**Assignment:** Return the data in full, exactly as it was written.
......
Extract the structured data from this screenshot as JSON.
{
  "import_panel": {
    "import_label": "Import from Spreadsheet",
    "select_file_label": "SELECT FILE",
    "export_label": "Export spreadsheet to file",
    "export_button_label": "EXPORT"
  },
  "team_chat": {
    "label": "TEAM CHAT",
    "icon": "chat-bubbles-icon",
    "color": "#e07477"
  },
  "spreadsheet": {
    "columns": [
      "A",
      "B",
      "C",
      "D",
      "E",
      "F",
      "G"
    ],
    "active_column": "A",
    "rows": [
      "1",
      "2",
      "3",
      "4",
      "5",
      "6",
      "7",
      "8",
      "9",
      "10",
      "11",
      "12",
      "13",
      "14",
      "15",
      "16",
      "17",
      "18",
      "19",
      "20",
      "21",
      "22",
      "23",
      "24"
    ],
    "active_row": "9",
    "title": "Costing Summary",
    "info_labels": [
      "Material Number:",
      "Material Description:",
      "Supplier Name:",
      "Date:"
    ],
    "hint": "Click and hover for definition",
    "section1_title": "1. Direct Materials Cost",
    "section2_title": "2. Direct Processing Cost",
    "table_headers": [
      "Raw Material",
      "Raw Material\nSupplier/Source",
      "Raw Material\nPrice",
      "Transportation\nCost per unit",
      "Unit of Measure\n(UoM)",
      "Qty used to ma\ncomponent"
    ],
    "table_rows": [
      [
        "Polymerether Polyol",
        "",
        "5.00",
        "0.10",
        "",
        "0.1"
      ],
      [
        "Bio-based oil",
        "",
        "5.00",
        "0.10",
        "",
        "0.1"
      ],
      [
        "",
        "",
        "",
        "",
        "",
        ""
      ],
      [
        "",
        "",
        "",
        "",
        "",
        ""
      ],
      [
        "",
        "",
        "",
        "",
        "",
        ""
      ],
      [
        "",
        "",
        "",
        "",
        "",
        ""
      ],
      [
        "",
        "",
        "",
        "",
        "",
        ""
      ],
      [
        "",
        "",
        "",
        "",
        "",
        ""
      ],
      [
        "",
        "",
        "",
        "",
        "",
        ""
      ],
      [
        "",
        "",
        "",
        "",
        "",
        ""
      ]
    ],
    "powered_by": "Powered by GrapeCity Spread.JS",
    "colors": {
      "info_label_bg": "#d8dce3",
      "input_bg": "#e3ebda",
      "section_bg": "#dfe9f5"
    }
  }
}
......
**Exercise output:**
Extract the structured data from this screenshot as JSON.
{
  "import_panel": {
    "import_label": "Import from Spreadsheet",
    "select_file_label": "SELECT FILE",
    "export_label": "Export spreadsheet to file",
    "export_button_label": "EXPORT"
  },
  "team_chat": {
    "label": "TEAM CHAT",
    "icon": "chat-bubbles-icon",
    "color": "#e07477"
  },
  "spreadsheet": {
    "columns": [
      "A",
      "B",
      "C",
      "D",
      "E",
      "F",
      "G"
    ],
    "active_column": "A",
    "rows": [
      "1",
      "2",
      "3",
      "4",
      "5",
      "6",
      "7",
      "8",
      "9",
      "10",
      "11",
      "12",
      "13",
      "14",
      "15",
      "16",
      "17",
      "18",
      "19",
      "20",
      "21",
      "22",
      "23",
      "24"
    ],
    "active_row": "9",
    "title": "Costing Summary",
    "info_labels": [
      "Material Number:",
      "Material Description:",
      "Supplier Name:",
      "Date:"
    ],
    "hint": "Click and hover for definition",
    "section1_title": "1. Direct Materials Cost",
    "section2_title": "2. Direct Processing Cost",
    "table_headers": [
      "Raw Material",
      "Raw Material\nSupplier/Source",
      "Raw Material\nPrice",
      "Transportation\nCost per unit",
      "Unit of Measure\n(UoM)",
      "Qty used to ma\ncomponent"
    ],
    "table_rows": [
      [
        "Polymerether Polyol",
        "",
        "5.00",
        "0.10",
        "",
        "0.1"
      ],
      [
        "Bio-based oil",
        "",
        "5.00",
        "0.10",
        "",
        "0.1"
      ],
      [
        "",
        "",
        "",
        "",
        "",
        ""
      ],
      [
        "",
        "",
        "",
        "",
        "",
        ""
      ],
      [
        "",
        "",
        "",
        "",
        "",
        ""
      ],
      [
        "",
        "",
        "",
        "",
        "",
        ""
      ],
      [
        "",
        "",
        "",
        "",
        "",
        ""
      ],
      [
        "",
        "",
        "",
        "",
        "",
        ""
      ],
      [
        "",
        "",
        "",
        "",
        "",
        ""
      ],
      [
        "",
        "",
        "",
        "",
        "",
        ""
      ]
    ],
    "powered_by": "Powered by GrapeCity Spread.JS",
    "colors": {
      "info_label_bg": "#d8dce3",
      "input_bg": "#e3ebda",
      "section_bg": "#dfe9f5"
    }
  }
}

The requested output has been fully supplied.